The competition of younger professionals, of wandering backveld Boers and even of poaching natives who had obtained guns, was growing severe.

Alice Aron and Barbara Carollo were two members of the Que Queens who were also on official competition barbeque teams.

How much longer, he wondered, would Bardo the Just allow the competition to go on?

He always stays for the Caddies Cup in mid-September, the last junior competition of the season.

In the rarified world of the celebrity anchor, Cheeta Ching was Queen of the Mountain-and determined to grind her stiletto heels into the eyes of the competition.

There was going to be lots of competition for the ovens, so I had to get to work on my choux paste and bake it off in advance.

The only thing I picked up worth noting was that they cosponsor a rose competition with the River Oaks Garden Club once a year at the VFW hall.

There is keen competition between the stables, but when the Dalai Lama or a minister has a horse running, it is obvious that he has got to come in first.

Kevin Peterson, who had just moved to Dixieland from Little Rock, dominated the competition.

Utopians and dystopians all attempted to display their superior system on worlds where corrupting competition did not exist.

George had been too stupid and Ezra too easygoing to offer any competition.

One other practical consideration would make against realism in such works as those at Varallo, I mean the fact that if the figures were to be portraits of the Varallo celebrities of the time, the whole place would have been set by the ears in the competition as to who was to be represented and with what precedence.

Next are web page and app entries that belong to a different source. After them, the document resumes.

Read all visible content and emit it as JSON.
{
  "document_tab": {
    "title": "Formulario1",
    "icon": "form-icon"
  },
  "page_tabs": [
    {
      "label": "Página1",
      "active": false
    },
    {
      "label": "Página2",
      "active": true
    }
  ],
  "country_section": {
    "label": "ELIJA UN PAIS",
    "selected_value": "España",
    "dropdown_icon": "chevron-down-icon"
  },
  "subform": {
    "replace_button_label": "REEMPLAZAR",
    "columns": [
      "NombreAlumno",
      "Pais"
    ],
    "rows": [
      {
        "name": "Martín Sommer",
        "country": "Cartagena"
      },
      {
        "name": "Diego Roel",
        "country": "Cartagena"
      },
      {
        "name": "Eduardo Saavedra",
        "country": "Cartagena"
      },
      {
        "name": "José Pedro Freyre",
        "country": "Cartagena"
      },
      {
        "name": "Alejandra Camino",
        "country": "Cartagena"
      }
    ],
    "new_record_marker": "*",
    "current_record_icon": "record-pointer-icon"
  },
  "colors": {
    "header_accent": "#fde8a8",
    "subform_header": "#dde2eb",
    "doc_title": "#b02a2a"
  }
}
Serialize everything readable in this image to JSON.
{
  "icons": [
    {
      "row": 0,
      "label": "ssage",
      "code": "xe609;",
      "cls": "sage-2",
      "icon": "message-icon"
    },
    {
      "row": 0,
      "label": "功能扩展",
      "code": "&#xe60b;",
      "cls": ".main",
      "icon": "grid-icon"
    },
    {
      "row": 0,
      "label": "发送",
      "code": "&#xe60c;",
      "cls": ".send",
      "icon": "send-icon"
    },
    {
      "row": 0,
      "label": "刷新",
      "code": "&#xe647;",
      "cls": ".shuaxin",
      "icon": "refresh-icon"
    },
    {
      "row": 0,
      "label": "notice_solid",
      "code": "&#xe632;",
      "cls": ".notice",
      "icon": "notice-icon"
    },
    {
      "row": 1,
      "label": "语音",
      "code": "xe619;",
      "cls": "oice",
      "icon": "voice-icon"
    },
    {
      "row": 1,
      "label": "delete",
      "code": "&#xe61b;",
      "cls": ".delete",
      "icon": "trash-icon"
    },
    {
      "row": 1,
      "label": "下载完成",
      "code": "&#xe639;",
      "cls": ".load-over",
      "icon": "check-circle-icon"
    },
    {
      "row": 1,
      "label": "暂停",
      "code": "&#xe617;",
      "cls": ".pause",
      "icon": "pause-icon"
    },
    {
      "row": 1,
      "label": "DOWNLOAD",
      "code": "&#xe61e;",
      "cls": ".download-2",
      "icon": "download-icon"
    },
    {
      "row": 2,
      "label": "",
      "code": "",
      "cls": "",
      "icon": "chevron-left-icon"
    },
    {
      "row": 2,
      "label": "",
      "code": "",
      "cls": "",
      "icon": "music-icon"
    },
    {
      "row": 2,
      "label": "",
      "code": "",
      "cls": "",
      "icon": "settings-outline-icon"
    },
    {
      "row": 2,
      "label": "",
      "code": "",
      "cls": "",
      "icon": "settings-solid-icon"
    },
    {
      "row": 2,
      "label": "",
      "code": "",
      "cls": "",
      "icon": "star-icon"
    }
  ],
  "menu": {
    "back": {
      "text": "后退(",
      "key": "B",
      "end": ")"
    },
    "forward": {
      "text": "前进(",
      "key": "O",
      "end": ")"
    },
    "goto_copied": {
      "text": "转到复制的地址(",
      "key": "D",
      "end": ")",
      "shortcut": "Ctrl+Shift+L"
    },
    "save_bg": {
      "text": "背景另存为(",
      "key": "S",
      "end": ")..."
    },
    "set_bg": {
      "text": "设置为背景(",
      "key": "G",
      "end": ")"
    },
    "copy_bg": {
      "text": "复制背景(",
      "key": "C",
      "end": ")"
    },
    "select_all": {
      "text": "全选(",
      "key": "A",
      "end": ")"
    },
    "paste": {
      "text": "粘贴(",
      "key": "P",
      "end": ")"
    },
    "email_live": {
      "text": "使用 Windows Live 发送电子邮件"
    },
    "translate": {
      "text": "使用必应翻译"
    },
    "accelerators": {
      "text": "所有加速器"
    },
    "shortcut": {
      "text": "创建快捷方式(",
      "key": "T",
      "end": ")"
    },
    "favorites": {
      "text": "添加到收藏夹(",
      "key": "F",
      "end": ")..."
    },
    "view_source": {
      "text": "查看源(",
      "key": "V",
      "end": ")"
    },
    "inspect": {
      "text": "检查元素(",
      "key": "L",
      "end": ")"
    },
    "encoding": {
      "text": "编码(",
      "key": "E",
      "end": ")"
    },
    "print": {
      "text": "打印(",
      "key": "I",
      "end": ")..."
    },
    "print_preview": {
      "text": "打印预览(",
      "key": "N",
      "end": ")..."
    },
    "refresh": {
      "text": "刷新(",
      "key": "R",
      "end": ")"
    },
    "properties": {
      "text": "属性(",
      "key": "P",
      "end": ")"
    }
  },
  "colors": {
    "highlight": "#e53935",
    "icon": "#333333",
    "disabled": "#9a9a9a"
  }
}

West Coast gearheads who modified small engines for remote-control robotics competitions.